It is hard to resist the vision spun to us by Meta (formerly Facebook) and other virtual world platforms. A digital utopia that can transform lives in multiple ways — whether how we socialize, work or even stay healthy — is a hard one to refuse.
This is especially true when considering that these platforms are being described as the biggest technological disruption to human life and a multi-trillion dollar opportunity for businesses. However, there is skepticism from some that this is all too good to be true — at least for now.
The technological architecture that would allow this promised immersive experience to spring to life is lacking. Take the example of live performances used in Facebook’s metaverse video back in October. The idea of experiencing those authentic real-world sensations through a headset seems far-fetched. What seems even more implausible is a virtual reality headset becoming a household must-have.
Advanced VR equipment will most likely be needed to allow us to immerse ourselves in these virtual worlds. Yet, customers have previously shown resistance to buying the often expensive and bulky VR headsets and other hardware. The first Oculus headset launched more than five years ago. It has not come anywhere close to the same mainstream adoption as more compact and convenient hardware, like the mobile phone or laptop.

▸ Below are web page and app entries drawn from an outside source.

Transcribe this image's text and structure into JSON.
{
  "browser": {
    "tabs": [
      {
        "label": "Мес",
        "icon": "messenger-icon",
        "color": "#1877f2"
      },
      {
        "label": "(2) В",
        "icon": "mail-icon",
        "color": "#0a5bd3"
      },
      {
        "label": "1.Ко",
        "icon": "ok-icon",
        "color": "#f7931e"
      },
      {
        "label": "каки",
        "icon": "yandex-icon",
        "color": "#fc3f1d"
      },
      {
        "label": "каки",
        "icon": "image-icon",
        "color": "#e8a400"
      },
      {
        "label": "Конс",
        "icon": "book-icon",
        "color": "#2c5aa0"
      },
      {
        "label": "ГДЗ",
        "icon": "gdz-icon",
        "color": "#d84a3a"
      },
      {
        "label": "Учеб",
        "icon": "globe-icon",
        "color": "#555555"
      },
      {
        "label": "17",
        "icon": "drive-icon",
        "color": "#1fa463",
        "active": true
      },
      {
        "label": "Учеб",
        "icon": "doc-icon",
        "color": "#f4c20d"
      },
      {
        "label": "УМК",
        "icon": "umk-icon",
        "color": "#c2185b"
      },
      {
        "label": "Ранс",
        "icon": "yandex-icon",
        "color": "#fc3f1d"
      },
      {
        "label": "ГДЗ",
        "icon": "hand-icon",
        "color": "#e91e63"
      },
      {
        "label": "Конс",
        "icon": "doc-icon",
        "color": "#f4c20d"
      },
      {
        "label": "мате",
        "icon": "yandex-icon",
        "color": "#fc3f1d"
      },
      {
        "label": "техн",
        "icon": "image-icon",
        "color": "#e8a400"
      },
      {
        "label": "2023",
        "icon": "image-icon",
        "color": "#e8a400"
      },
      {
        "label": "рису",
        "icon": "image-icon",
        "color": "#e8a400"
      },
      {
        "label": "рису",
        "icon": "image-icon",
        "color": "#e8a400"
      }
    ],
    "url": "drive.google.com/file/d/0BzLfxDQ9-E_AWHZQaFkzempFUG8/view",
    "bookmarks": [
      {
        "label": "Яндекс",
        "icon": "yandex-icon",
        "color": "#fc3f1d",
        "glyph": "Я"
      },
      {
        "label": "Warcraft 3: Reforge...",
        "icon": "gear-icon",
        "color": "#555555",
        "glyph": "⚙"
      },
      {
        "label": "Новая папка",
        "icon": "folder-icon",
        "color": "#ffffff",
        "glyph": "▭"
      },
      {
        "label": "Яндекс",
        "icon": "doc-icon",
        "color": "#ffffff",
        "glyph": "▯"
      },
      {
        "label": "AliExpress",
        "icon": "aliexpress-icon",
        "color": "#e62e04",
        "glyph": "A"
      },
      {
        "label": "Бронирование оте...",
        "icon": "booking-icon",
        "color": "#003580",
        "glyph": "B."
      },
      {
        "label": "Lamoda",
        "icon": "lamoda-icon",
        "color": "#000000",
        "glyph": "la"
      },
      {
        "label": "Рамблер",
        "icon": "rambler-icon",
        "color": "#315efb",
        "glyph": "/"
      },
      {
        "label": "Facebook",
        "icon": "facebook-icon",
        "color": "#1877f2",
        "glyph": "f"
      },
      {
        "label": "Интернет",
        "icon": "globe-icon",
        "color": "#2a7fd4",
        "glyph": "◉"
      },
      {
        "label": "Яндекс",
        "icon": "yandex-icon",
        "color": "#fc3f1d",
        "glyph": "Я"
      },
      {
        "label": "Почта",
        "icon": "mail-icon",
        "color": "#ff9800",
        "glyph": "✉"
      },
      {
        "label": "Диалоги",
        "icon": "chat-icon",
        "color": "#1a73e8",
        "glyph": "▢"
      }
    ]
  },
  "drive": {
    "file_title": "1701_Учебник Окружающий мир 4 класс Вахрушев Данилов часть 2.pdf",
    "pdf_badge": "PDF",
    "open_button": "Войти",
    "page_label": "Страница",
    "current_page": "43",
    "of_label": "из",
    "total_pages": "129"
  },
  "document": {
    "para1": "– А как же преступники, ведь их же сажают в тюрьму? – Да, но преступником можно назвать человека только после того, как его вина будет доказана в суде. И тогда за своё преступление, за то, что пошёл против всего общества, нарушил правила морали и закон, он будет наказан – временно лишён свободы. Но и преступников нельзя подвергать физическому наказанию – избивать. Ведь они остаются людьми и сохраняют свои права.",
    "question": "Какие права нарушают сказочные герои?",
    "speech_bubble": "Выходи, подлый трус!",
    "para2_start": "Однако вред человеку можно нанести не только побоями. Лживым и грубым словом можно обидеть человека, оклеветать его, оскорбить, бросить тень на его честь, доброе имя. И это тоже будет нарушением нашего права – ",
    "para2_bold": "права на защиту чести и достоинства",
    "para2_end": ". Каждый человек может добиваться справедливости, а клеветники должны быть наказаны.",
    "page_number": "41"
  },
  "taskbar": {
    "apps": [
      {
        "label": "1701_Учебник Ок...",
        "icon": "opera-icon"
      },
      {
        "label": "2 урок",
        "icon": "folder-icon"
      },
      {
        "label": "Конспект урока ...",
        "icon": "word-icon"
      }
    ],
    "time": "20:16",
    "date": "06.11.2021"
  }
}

Expensive equipment is not a necessity for the foundations of the Metaverse. It is accessibility that is key to start onboarding users for any technological innovation.